Intel has updated its range of small form-factor PCs that it calls NUCs. We’ve generally liked the systems in the past; with a footprint of about 4 inches by 4 inches, they’re pretty compact, and their feature set makes them versatile for home theaters, digital signs or other embedded industrial uses, workplace productivity, and in some cases, even gaming.
First up is a quintet of NUC kits named Bean Canyon, built around Coffee Lake-U processors. These range from a $299 i3-8109U at the low end (two-core, four-thread, 3.0-3.6GHz) to a $499 i7-8559U at the high end (four-core, eight-thread, 2.7-4.5GHz). All the chips are 28W processors, and all have Iris Plus graphics—128MB of eDRAM memory on the processor itself. The eDRAM is primarily there to boost graphics performance, but it can also help a lot in non-graphical workloads, too, as it acts as an enormous cache.
These five systems are all kits, meaning they don’t include memory (two slots) or storage. Aside from the processor, the other specs are all quite uniform: Thunderbolt 3, integrated gigabit Ethernet, 802.11ac Wi-Fi, Bluetooth 5, six USB ports (two front, two back, two internal) with some supporting USB 3.1 generation 2, a microSDXC card reader, and an HDMI 2.0 port (with DisplayPort available over the USB Type-C ports). The only other difference is the supported storage; there are two different heights for the chassis, with the tall one including space for both a 2.5-inch drive and M.2, the short one only supporting M.2. The tall system also has a second HDMI port.
Next is a pair of NUC Mini PCs named Crimson Canyon. Unlike the kits, these are complete systems: processor, memory, storage, and an operating system (Windows 10 Home). They also have very unusual internals: they use Intel’s weird 10nm Cannon Lake i3-8121U (two-core, four-thread, 2.2-3.2GHz), previously only available in a single Lenovo laptop. Intel’s 10nm process is fraught with difficulties—the company isn’t expecting volume 10nm production until the second half of next year. That Intel is using this chip in new systems suggests that its yields may slowly be improving and that it has more of the processors available than it once did.
One of the things that makes the 8121U unusual (aside from it being the sole 10nm Intel chip) is that it doesn’t have a GPU, with suspicions that the 10nm yields are so low that Intel can’t get the GPU to work reliably.

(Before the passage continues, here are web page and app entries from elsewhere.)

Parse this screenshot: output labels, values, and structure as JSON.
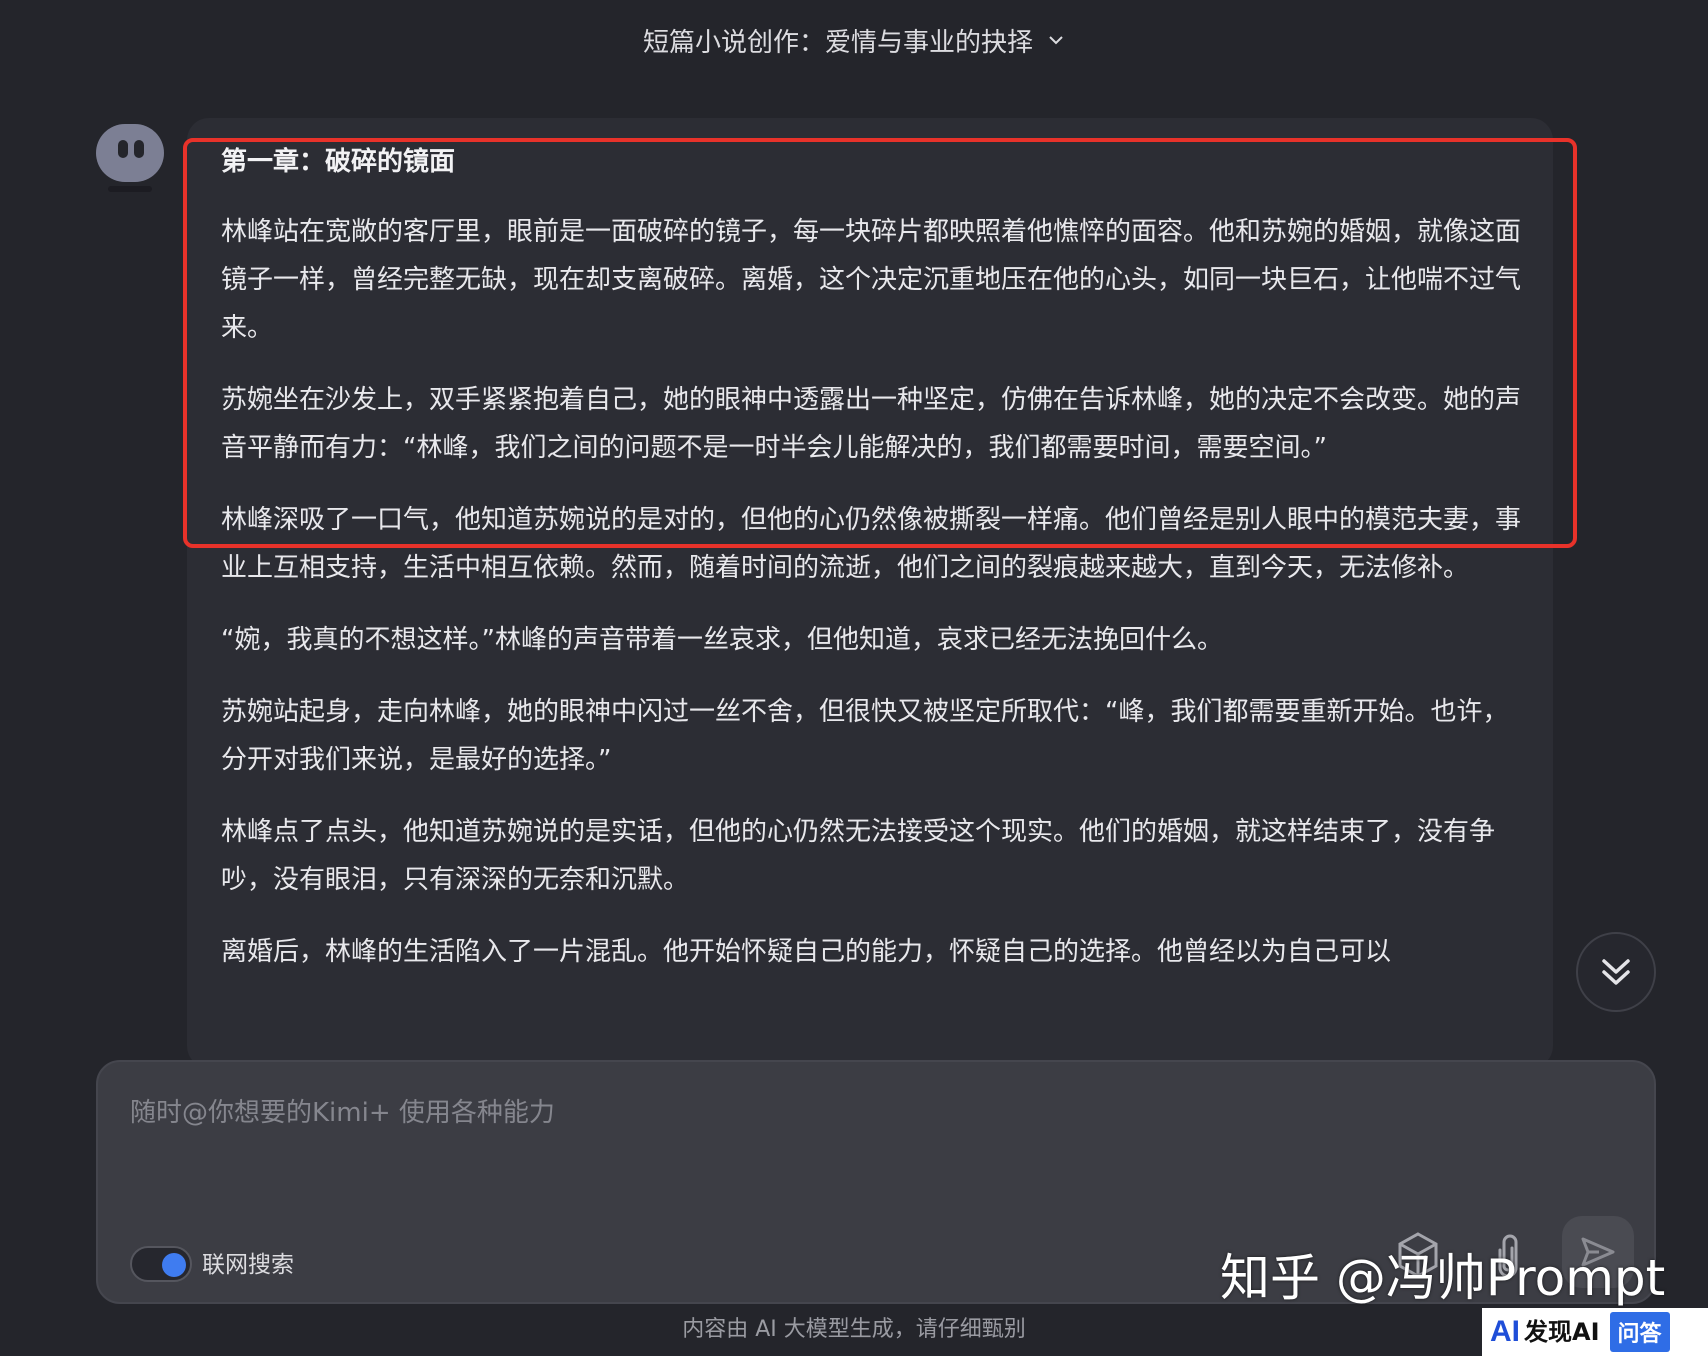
{
  "header": {
    "title": "短篇小说创作：爱情与事业的抉择"
  },
  "message": {
    "chapter_title": "第一章：破碎的镜面",
    "paragraphs": [
      "林峰站在宽敞的客厅里，眼前是一面破碎的镜子，每一块碎片都映照着他憔悴的面容。他和苏婉的婚姻，就像这面镜子一样，曾经完整无缺，现在却支离破碎。离婚，这个决定沉重地压在他的心头，如同一块巨石，让他喘不过气来。",
      "苏婉坐在沙发上，双手紧紧抱着自己，她的眼神中透露出一种坚定，仿佛在告诉林峰，她的决定不会改变。她的声音平静而有力：“林峰，我们之间的问题不是一时半会儿能解决的，我们都需要时间，需要空间。”",
      "林峰深吸了一口气，他知道苏婉说的是对的，但他的心仍然像被撕裂一样痛。他们曾经是别人眼中的模范夫妻，事业上互相支持，生活中相互依赖。然而，随着时间的流逝，他们之间的裂痕越来越大，直到今天，无法修补。",
      "“婉，我真的不想这样。”林峰的声音带着一丝哀求，但他知道，哀求已经无法挽回什么。",
      "苏婉站起身，走向林峰，她的眼神中闪过一丝不舍，但很快又被坚定所取代：“峰，我们都需要重新开始。也许，分开对我们来说，是最好的选择。”",
      "林峰点了点头，他知道苏婉说的是实话，但他的心仍然无法接受这个现实。他们的婚姻，就这样结束了，没有争吵，没有眼泪，只有深深的无奈和沉默。",
      "离婚后，林峰的生活陷入了一片混乱。他开始怀疑自己的能力，怀疑自己的选择。他曾经以为自己可以"
    ]
  },
  "input": {
    "placeholder": "随时@你想要的Kimi+ 使用各种能力",
    "value": ""
  },
  "toggle": {
    "label": "联网搜索",
    "on": true
  },
  "footer": {
    "disclaimer": "内容由 AI 大模型生成，请仔细甄别"
  },
  "watermark": {
    "text": "知乎 @冯帅Prompt"
  },
  "logo": {
    "ai": "AI",
    "cn": "发现AI",
    "qa": "问答"
  },
  "colors": {
    "accent": "#3f7cf0",
    "highlight": "#e8322a",
    "background": "#24252b"
  }
}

To handle this deficit, Intel is pairing the processor with a discrete Radeon 540 GPU with its own 2GB of GDDR5.
The two models are otherwise very similar; they don’t have Thunderbolt 3 (which means they’re also limited to USB 3.1 generation 1—the Bean Canyon systems use their Thunderbolt 3 chip to provide their generation 2 support) but have four Type-A ports, gigabit Ethernet, 802.11ac Wi-Fi, Bluetooth 5, and two HDMI 2.0a ports. Using the taller form factor, they also support a 2.5-inch drive along with M.2 storage. The only difference between the two versions is the amount of RAM: one has 4GB, the other 8GB.
Thanks to the discrete graphics, Intel says that they’ll be able to play popular competitive games such as , , and at 1080p. No pricing is yet available for the systems, but all the new NUCs should be available in September.